What the exercise asks
Could you copy out all of the entries exactly?
BEGIN
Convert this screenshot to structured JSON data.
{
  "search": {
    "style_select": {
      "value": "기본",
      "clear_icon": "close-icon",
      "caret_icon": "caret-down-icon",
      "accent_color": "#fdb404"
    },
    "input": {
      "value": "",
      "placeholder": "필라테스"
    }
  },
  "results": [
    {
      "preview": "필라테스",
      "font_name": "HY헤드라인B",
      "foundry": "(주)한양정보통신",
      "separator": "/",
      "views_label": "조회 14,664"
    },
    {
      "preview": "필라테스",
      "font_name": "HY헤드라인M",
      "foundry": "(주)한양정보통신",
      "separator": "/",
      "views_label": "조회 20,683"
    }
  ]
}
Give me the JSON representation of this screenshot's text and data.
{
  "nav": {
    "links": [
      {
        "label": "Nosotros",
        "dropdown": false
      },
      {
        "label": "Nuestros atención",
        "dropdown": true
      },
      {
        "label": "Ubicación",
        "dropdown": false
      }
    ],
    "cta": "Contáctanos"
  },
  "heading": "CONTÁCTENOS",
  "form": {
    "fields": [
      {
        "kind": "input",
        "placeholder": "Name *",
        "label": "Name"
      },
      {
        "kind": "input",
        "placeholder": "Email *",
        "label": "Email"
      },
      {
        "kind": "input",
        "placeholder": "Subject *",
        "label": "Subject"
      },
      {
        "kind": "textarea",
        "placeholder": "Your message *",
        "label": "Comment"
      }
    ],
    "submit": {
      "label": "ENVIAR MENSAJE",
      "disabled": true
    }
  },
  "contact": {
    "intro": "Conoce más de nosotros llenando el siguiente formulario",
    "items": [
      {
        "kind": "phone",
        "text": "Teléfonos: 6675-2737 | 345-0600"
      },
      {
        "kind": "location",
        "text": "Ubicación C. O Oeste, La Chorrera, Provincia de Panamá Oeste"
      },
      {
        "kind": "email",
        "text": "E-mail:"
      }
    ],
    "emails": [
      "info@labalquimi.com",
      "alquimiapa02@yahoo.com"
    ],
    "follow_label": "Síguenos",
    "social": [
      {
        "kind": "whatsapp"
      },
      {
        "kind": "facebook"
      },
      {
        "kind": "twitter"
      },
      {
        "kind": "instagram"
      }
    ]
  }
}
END
Solution for this problem
Convert this screenshot to structured JSON data.
{
  "search": {
    "style_select": {
      "value": "기본",
      "clear_icon": "close-icon",
      "caret_icon": "caret-down-icon",
      "accent_color": "#fdb404"
    },
    "input": {
      "value": "",
      "placeholder": "필라테스"
    }
  },
  "results": [
    {
      "preview": "필라테스",
      "font_name": "HY헤드라인B",
      "foundry": "(주)한양정보통신",
      "separator": "/",
      "views_label": "조회 14,664"
    },
    {
      "preview": "필라테스",
      "font_name": "HY헤드라인M",
      "foundry": "(주)한양정보통신",
      "separator": "/",
      "views_label": "조회 20,683"
    }
  ]
}
Give me the JSON representation of this screenshot's text and data.
{
  "nav": {
    "links": [
      {
        "label": "Nosotros",
        "dropdown": false
      },
      {
        "label": "Nuestros atención",
        "dropdown": true
      },
      {
        "label": "Ubicación",
        "dropdown": false
      }
    ],
    "cta": "Contáctanos"
  },
  "heading": "CONTÁCTENOS",
  "form": {
    "fields": [
      {
        "kind": "input",
        "placeholder": "Name *",
        "label": "Name"
      },
      {
        "kind": "input",
        "placeholder": "Email *",
        "label": "Email"
      },
      {
        "kind": "input",
        "placeholder": "Subject *",
        "label": "Subject"
      },
      {
        "kind": "textarea",
        "placeholder": "Your message *",
        "label": "Comment"
      }
    ],
    "submit": {
      "label": "ENVIAR MENSAJE",
      "disabled": true
    }
  },
  "contact": {
    "intro": "Conoce más de nosotros llenando el siguiente formulario",
    "items": [
      {
        "kind": "phone",
        "text": "Teléfonos: 6675-2737 | 345-0600"
      },
      {
        "kind": "location",
        "text": "Ubicación C. O Oeste, La Chorrera, Provincia de Panamá Oeste"
      },
      {
        "kind": "email",
        "text": "E-mail:"
      }
    ],
    "emails": [
      "info@labalquimi.com",
      "alquimiapa02@yahoo.com"
    ],
    "follow_label": "Síguenos",
    "social": [
      {
        "kind": "whatsapp"
      },
      {
        "kind": "facebook"
      },
      {
        "kind": "twitter"
      },
      {
        "kind": "instagram"
      }
    ]
  }
}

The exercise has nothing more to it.